§ **What the exercise asks**: Set down the records again, keeping each line exactly as it is.

§ **Data records**:
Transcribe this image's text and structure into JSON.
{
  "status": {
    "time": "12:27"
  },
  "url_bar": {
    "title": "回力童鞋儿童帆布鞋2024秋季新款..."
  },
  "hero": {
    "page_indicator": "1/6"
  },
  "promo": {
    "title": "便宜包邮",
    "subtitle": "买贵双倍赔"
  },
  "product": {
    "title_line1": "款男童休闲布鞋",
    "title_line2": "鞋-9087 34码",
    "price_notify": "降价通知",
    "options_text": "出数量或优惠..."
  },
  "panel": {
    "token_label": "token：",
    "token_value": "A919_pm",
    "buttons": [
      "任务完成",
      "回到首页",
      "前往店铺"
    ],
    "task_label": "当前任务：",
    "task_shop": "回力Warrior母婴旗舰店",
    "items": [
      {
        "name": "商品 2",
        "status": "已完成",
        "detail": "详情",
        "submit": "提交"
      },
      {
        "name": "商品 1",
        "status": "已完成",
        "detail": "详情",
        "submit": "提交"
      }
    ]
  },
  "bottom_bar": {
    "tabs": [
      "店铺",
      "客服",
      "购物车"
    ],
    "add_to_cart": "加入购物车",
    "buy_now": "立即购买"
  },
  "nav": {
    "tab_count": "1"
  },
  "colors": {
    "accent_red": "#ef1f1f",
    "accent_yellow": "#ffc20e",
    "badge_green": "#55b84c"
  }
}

§ **Answer for the task**:
Transcribe this image's text and structure into JSON.
{
  "status": {
    "time": "12:27"
  },
  "url_bar": {
    "title": "回力童鞋儿童帆布鞋2024秋季新款..."
  },
  "hero": {
    "page_indicator": "1/6"
  },
  "promo": {
    "title": "便宜包邮",
    "subtitle": "买贵双倍赔"
  },
  "product": {
    "title_line1": "款男童休闲布鞋",
    "title_line2": "鞋-9087 34码",
    "price_notify": "降价通知",
    "options_text": "出数量或优惠..."
  },
  "panel": {
    "token_label": "token：",
    "token_value": "A919_pm",
    "buttons": [
      "任务完成",
      "回到首页",
      "前往店铺"
    ],
    "task_label": "当前任务：",
    "task_shop": "回力Warrior母婴旗舰店",
    "items": [
      {
        "name": "商品 2",
        "status": "已完成",
        "detail": "详情",
        "submit": "提交"
      },
      {
        "name": "商品 1",
        "status": "已完成",
        "detail": "详情",
        "submit": "提交"
      }
    ]
  },
  "bottom_bar": {
    "tabs": [
      "店铺",
      "客服",
      "购物车"
    ],
    "add_to_cart": "加入购物车",
    "buy_now": "立即购买"
  },
  "nav": {
    "tab_count": "1"
  },
  "colors": {
    "accent_red": "#ef1f1f",
    "accent_yellow": "#ffc20e",
    "badge_green": "#55b84c"
  }
}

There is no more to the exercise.